• **PROBLEM STATEMENT**:
Copy each line of the data below in which the word "JSON" can be found.

(Element data from apps and pages)
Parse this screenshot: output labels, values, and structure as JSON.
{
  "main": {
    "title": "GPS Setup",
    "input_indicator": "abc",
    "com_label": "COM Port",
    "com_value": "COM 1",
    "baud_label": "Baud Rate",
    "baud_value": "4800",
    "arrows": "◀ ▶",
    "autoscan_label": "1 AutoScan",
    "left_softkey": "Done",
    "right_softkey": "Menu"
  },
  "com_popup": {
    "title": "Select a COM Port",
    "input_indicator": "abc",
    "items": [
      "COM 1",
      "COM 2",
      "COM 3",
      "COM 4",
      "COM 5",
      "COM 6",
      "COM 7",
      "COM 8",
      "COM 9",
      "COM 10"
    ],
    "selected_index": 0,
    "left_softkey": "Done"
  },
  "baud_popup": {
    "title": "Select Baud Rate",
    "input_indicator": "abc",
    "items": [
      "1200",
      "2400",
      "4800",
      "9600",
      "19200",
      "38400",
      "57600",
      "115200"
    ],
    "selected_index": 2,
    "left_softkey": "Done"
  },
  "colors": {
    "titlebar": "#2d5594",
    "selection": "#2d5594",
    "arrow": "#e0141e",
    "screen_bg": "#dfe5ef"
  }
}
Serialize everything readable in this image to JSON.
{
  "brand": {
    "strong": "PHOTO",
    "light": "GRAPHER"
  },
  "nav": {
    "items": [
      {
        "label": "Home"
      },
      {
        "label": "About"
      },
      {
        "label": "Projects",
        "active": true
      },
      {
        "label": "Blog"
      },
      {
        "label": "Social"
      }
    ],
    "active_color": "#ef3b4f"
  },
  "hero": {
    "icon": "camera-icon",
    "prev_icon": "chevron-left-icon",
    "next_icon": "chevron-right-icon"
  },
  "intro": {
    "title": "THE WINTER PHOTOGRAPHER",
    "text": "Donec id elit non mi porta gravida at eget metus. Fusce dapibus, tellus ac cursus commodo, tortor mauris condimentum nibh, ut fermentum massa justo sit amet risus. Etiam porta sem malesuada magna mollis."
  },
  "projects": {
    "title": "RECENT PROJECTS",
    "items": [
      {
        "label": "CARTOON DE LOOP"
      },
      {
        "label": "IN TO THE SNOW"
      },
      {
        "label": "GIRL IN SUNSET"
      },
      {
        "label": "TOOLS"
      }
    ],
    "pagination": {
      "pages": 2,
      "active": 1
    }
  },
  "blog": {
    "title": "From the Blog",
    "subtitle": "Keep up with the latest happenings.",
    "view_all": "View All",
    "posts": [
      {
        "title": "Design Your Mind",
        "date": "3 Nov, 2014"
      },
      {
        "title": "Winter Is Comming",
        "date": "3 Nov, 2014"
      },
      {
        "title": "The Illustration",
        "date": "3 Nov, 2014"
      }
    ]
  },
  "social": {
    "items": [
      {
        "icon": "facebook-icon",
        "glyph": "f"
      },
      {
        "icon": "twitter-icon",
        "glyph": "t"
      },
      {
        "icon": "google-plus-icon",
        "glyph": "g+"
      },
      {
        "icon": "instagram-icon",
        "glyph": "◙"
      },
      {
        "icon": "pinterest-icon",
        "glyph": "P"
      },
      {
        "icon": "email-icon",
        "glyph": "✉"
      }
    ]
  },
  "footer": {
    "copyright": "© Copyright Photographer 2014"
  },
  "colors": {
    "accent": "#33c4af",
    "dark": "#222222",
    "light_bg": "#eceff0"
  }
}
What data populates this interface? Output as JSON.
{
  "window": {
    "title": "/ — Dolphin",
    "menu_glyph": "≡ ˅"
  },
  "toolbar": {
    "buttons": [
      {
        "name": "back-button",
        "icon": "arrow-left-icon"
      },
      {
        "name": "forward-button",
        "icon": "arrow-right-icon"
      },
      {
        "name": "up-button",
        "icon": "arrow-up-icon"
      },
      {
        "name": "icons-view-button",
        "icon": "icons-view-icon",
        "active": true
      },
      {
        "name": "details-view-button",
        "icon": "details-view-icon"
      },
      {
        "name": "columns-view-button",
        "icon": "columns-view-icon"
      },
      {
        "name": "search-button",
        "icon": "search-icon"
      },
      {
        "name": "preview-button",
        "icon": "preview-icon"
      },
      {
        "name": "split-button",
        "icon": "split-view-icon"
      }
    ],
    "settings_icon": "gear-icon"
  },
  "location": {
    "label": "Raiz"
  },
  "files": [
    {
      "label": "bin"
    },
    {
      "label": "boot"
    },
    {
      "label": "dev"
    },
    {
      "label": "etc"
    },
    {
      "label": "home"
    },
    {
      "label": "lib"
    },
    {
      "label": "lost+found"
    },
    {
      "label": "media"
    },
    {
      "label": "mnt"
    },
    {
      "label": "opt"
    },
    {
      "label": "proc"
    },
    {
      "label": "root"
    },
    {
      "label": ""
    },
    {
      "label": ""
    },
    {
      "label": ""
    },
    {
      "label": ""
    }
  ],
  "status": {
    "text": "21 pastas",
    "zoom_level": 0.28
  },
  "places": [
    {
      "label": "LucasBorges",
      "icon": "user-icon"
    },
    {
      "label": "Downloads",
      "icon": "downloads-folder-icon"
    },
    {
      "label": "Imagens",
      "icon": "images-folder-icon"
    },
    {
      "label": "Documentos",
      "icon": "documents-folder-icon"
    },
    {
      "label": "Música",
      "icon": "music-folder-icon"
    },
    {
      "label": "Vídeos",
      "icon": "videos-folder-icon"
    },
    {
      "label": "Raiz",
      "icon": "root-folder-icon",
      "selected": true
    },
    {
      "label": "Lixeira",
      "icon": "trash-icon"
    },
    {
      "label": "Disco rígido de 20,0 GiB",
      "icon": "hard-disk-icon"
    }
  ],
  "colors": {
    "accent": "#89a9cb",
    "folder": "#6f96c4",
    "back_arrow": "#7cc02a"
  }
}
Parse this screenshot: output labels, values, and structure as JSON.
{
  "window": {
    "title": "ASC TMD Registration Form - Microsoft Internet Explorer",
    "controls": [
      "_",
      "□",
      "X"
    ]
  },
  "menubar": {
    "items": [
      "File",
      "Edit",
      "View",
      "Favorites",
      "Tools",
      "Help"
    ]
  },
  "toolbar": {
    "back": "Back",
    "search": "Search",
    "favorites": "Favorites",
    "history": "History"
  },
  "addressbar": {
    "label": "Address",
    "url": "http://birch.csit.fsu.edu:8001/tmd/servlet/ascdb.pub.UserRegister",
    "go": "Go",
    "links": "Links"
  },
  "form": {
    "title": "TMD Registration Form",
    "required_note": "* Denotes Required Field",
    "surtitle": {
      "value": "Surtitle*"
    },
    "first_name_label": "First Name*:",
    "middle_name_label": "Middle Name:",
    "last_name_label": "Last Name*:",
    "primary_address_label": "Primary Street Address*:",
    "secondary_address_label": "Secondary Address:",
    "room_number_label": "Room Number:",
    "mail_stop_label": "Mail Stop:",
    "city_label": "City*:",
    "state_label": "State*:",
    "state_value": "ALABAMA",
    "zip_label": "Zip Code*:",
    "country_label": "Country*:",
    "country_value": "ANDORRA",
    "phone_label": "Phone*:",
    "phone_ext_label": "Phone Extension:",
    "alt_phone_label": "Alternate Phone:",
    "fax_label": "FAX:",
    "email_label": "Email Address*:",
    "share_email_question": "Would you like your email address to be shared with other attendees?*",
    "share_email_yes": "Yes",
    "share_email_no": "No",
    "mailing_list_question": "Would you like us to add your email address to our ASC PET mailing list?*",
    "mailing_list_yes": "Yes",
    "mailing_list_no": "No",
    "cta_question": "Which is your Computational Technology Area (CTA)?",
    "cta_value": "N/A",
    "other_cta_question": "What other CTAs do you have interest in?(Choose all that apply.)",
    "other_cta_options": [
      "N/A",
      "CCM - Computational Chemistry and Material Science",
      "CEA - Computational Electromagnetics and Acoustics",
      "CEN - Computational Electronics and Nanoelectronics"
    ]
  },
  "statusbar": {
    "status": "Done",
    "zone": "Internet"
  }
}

• **COMPLETED EXERCISE**:
Parse this screenshot: output labels, values, and structure as JSON.
Serialize everything readable in this image to JSON.
What data populates this interface? Output as JSON.
Parse this screenshot: output labels, values, and structure as JSON.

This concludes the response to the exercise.